= Task directions =
Each line below should be copied exactly as it stands.
- Opening Delimiter -
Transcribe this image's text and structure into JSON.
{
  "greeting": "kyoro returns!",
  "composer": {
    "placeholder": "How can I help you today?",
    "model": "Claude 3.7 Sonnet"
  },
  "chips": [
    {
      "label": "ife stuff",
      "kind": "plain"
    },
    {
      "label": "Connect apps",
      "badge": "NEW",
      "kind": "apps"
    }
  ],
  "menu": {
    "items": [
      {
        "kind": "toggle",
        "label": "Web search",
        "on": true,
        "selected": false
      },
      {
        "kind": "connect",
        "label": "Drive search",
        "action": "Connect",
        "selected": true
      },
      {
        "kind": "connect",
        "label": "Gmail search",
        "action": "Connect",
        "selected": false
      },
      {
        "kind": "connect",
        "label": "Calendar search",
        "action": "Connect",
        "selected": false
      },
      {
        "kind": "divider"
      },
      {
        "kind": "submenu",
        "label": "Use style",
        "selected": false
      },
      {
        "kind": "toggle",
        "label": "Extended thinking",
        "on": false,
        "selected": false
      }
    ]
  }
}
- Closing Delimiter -
= Result for this task =
Transcribe this image's text and structure into JSON.
{
  "greeting": "kyoro returns!",
  "composer": {
    "placeholder": "How can I help you today?",
    "model": "Claude 3.7 Sonnet"
  },
  "chips": [
    {
      "label": "ife stuff",
      "kind": "plain"
    },
    {
      "label": "Connect apps",
      "badge": "NEW",
      "kind": "apps"
    }
  ],
  "menu": {
    "items": [
      {
        "kind": "toggle",
        "label": "Web search",
        "on": true,
        "selected": false
      },
      {
        "kind": "connect",
        "label": "Drive search",
        "action": "Connect",
        "selected": true
      },
      {
        "kind": "connect",
        "label": "Gmail search",
        "action": "Connect",
        "selected": false
      },
      {
        "kind": "connect",
        "label": "Calendar search",
        "action": "Connect",
        "selected": false
      },
      {
        "kind": "divider"
      },
      {
        "kind": "submenu",
        "label": "Use style",
        "selected": false
      },
      {
        "kind": "toggle",
        "label": "Extended thinking",
        "on": false,
        "selected": false
      }
    ]
  }
}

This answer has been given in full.